Throughout history, we’ve seen change and innovation emerge from periods of financial crisis and economic decline.
Just as the great financial crash of 2009 created an entire generation of “accidental entrepreneurs”, for example, so too new demographics of investors have entered the financial marketplace as a way of generating additional and more flexible income streams in the wake of the coronavirus.
But how exactly are Millennials and Generation Z members changing the face of trading across the globe? Let’s find out!
The Rise and Rise of Young Investors
The rise of young investors in the marketplace has been borne out by a number of statistics, including a recent survey conducted by GOBankingRates.
This found that a staggering 71.96% of respondents aged between 18 and 24 who are currently invested in the stock market had only got started within the previous six months, with this trend clearly driven by the potent meld of need and opportunity.
There’s no doubt that the coronavirus pandemic and subsequent lockdown measures have forced many people to lose their jobs, with unemployment rates up globally through 2020.
Even of those who have retained their jobs in the UK, some have been placed on the so-called “furlough scheme” and have been required to spend more and more time at home.
As a result, aspiring investors have discovered a far greater need to supplement their income through the financial markets, while also having more time and opportunity to research specific asset classes and create viable investment strategies.
At the same time, we’ve seen the rising prevalence of secure and accessible trading platforms, including mobile apps such as Robinhood.
This has equipped young and home-based investors with the opportunity to trade and execute orders in real-time, while also accessing insightful and real-time market analysis.
The Changing Trader Identity
Of course, it can be argued that the recent investment market trends have simply been accelerated by the coronavirus pandemic, rather than being a direct result of Covid-19 itself.
This is borne out by how much the average investor has changed since the turn of the century. For example, the stereotypical trader in 2005 was an Ivy League or Oxbridge-educated male, with this indicative of the institutional nature of financial trading that existed prior to the digital age.
Once again, the rise of online trading platforms has been key in this respect, creating more accessible markets that appeal to a broader base of part-time investors.
This has led to a dramatic decline in the average age of financial market traders, with this value having declined by between 10% and 15% globally since 2005. We’ve also seen a marked increase in the proportion of female traders, although this demographic remains in a significant minority when compared with their male counterparts.
The new demographic of traders (which largely comprises Millennials and Gen Zers) also operates differently fromtraditional investors, with the former much more hands-on and detail-oriented when it comes to selecting brokers, comparing commission rates and settling on bid/ask spreads.

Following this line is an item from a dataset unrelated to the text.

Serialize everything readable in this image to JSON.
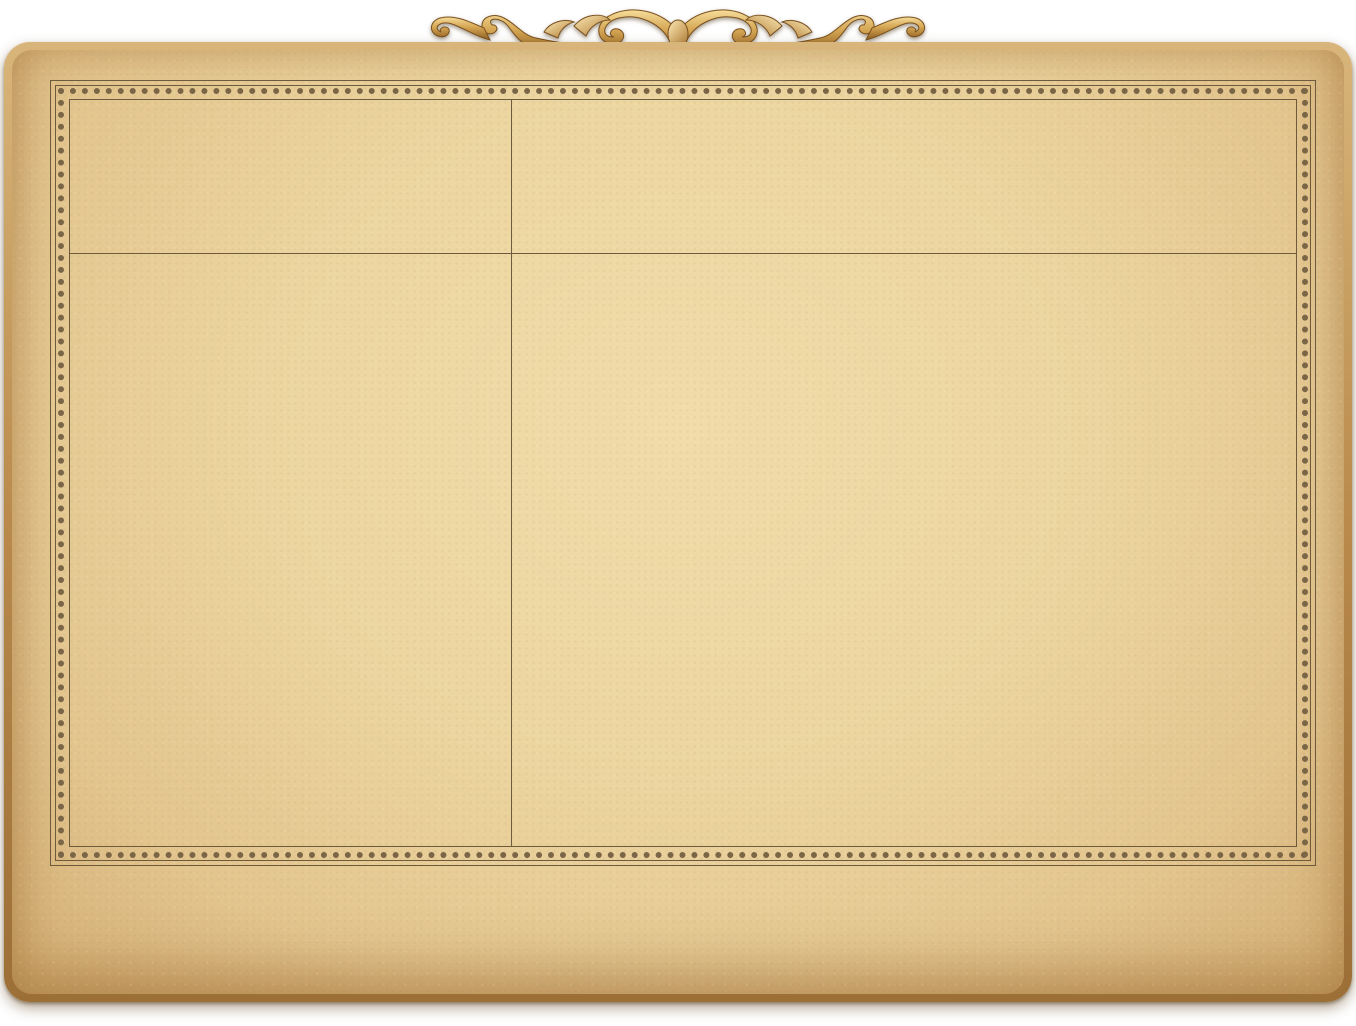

They’re also more likely to consider alternative asset classes such as cryptocurrency, with between 50% and 75% of younger investors (in their 20s, 30 and early 40s) boasting one or more digital currencies in their portfolios.